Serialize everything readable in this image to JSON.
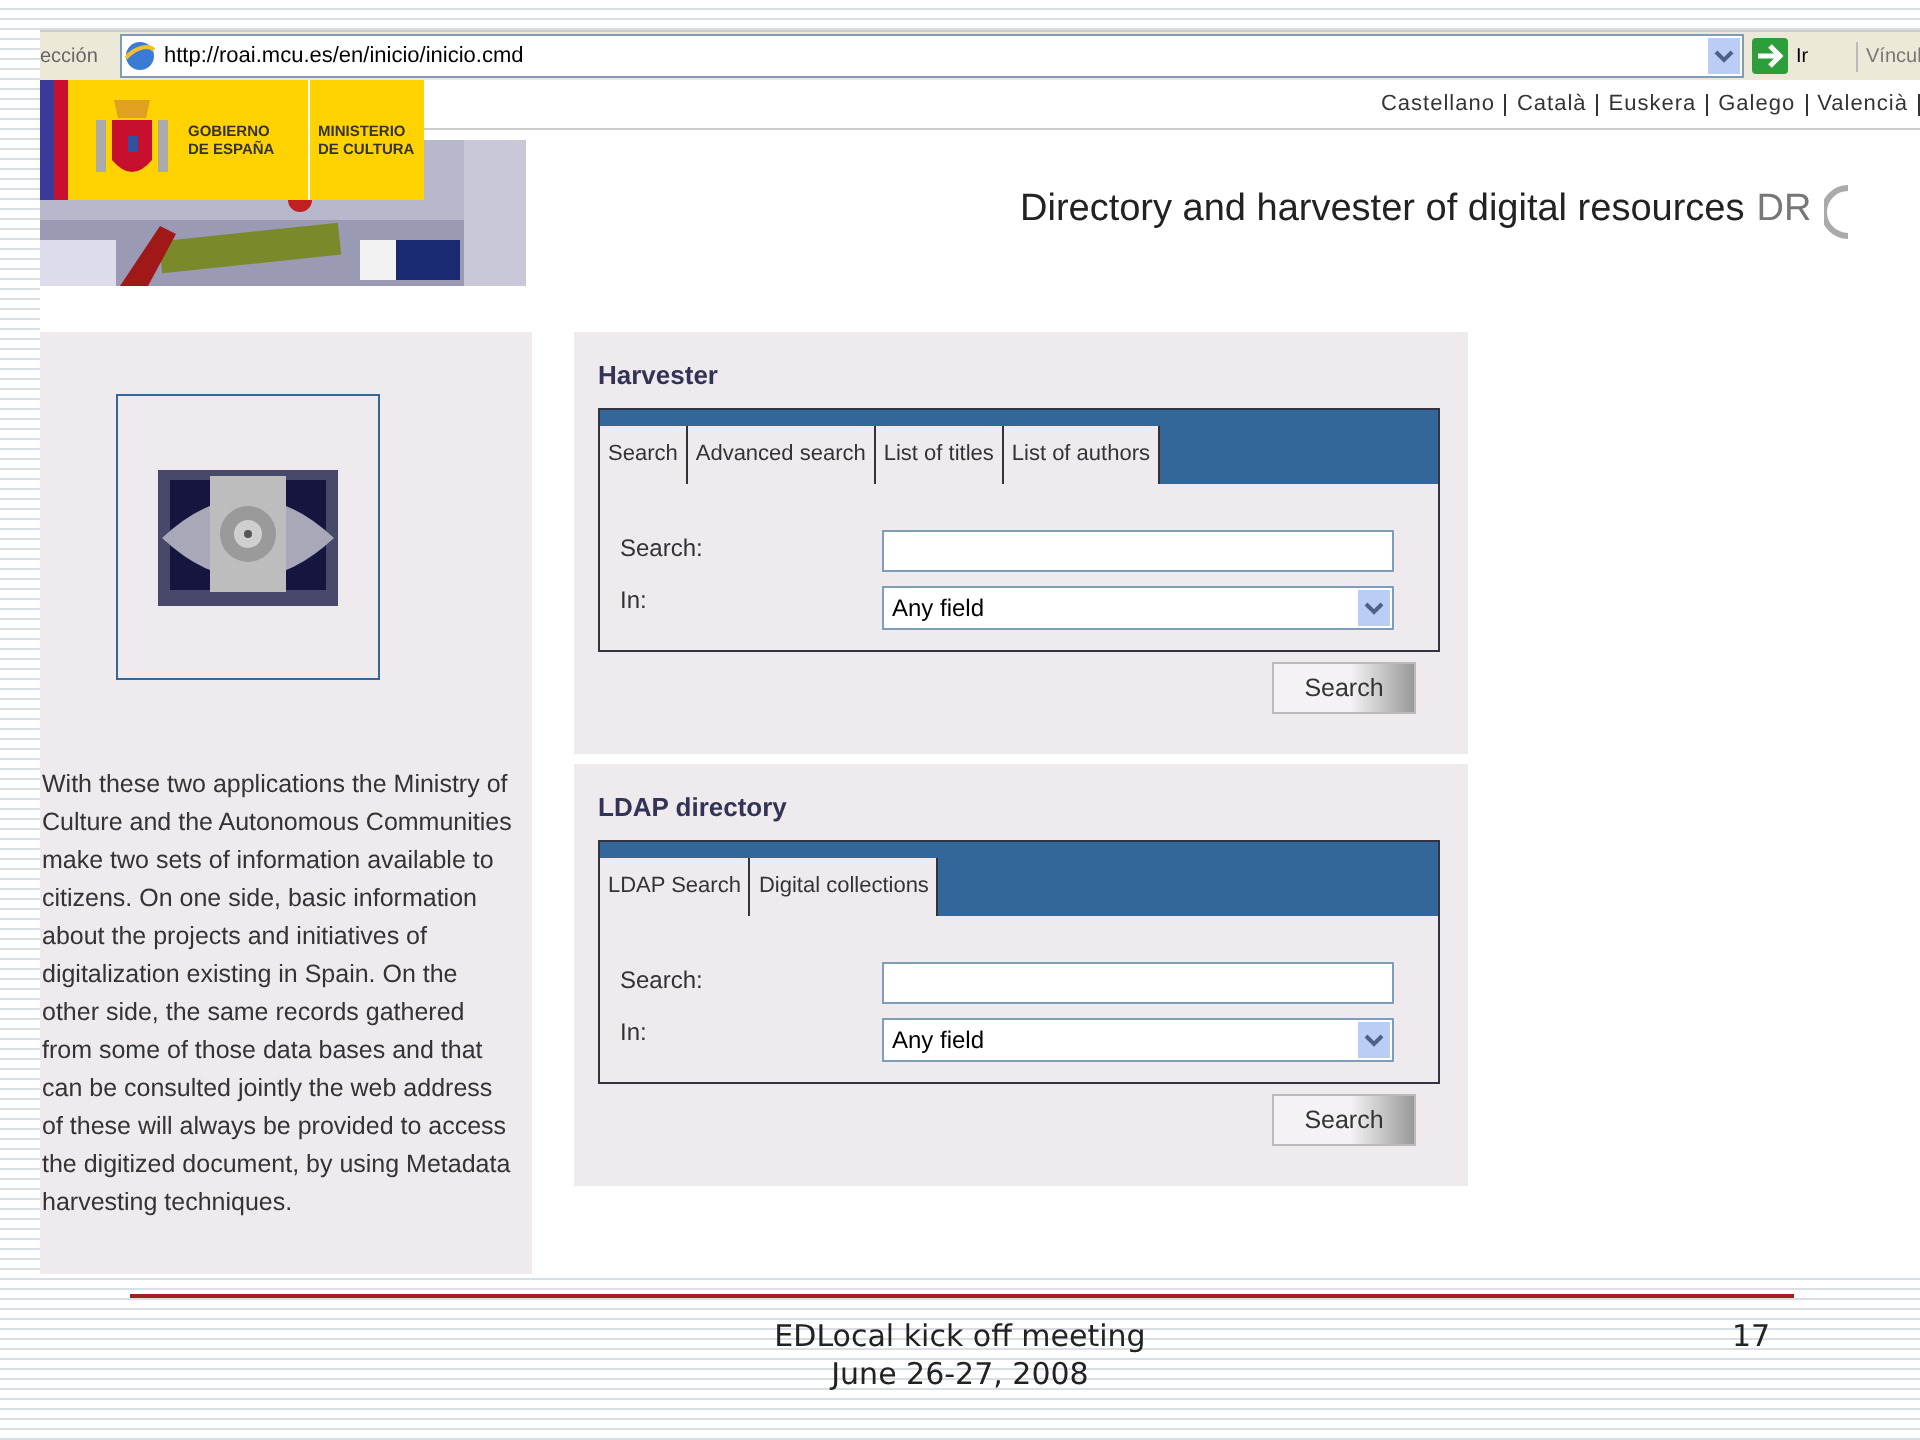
{
  "browser": {
    "address_label": "ección",
    "url": "http://roai.mcu.es/en/inicio/inicio.cmd",
    "go_label": "Ir",
    "links_label": "Víncul"
  },
  "header": {
    "logo": {
      "line_1": "GOBIERNO",
      "line_2": "DE ESPAÑA",
      "line_3": "MINISTERIO",
      "line_4": "DE CULTURA"
    },
    "languages": [
      "Castellano",
      "Català",
      "Euskera",
      "Galego",
      "Valencià"
    ],
    "title": "Directory and harvester of digital resources",
    "title_mark": "DR"
  },
  "intro": "With these two applications the Ministry of Culture and the Autonomous Communities make two sets of information available to citizens. On one side, basic information about the projects and initiatives of digitalization existing in Spain. On the other side, the same records gathered from some of those data bases and that can be consulted jointly the web address of these will always be provided to access the digitized document, by using Metadata harvesting techniques.",
  "panels": [
    {
      "title": "Harvester",
      "tabs": [
        "Search",
        "Advanced search",
        "List of titles",
        "List of authors"
      ],
      "search_label": "Search:",
      "in_label": "In:",
      "in_value": "Any field",
      "button": "Search"
    },
    {
      "title": "LDAP directory",
      "tabs": [
        "LDAP Search",
        "Digital collections"
      ],
      "search_label": "Search:",
      "in_label": "In:",
      "in_value": "Any field",
      "button": "Search"
    }
  ],
  "footer": {
    "event": "EDLocal kick off meeting",
    "date": "June 26-27, 2008",
    "page": "17"
  }
}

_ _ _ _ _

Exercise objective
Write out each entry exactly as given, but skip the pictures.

Solution to this exercise
Serialize everything readable in this image to JSON.
{
  "browser": {
    "address_label": "ección",
    "url": "http://roai.mcu.es/en/inicio/inicio.cmd",
    "go_label": "Ir",
    "links_label": "Víncul"
  },
  "header": {
    "logo": {
      "line_1": "GOBIERNO",
      "line_2": "DE ESPAÑA",
      "line_3": "MINISTERIO",
      "line_4": "DE CULTURA"
    },
    "languages": [
      "Castellano",
      "Català",
      "Euskera",
      "Galego",
      "Valencià"
    ],
    "title": "Directory and harvester of digital resources",
    "title_mark": "DR"
  },
  "intro": "With these two applications the Ministry of Culture and the Autonomous Communities make two sets of information available to citizens. On one side, basic information about the projects and initiatives of digitalization existing in Spain. On the other side, the same records gathered from some of those data bases and that can be consulted jointly the web address of these will always be provided to access the digitized document, by using Metadata harvesting techniques.",
  "panels": [
    {
      "title": "Harvester",
      "tabs": [
        "Search",
        "Advanced search",
        "List of titles",
        "List of authors"
      ],
      "search_label": "Search:",
      "in_label": "In:",
      "in_value": "Any field",
      "button": "Search"
    },
    {
      "title": "LDAP directory",
      "tabs": [
        "LDAP Search",
        "Digital collections"
      ],
      "search_label": "Search:",
      "in_label": "In:",
      "in_value": "Any field",
      "button": "Search"
    }
  ],
  "footer": {
    "event": "EDLocal kick off meeting",
    "date": "June 26-27, 2008",
    "page": "17"
  }
}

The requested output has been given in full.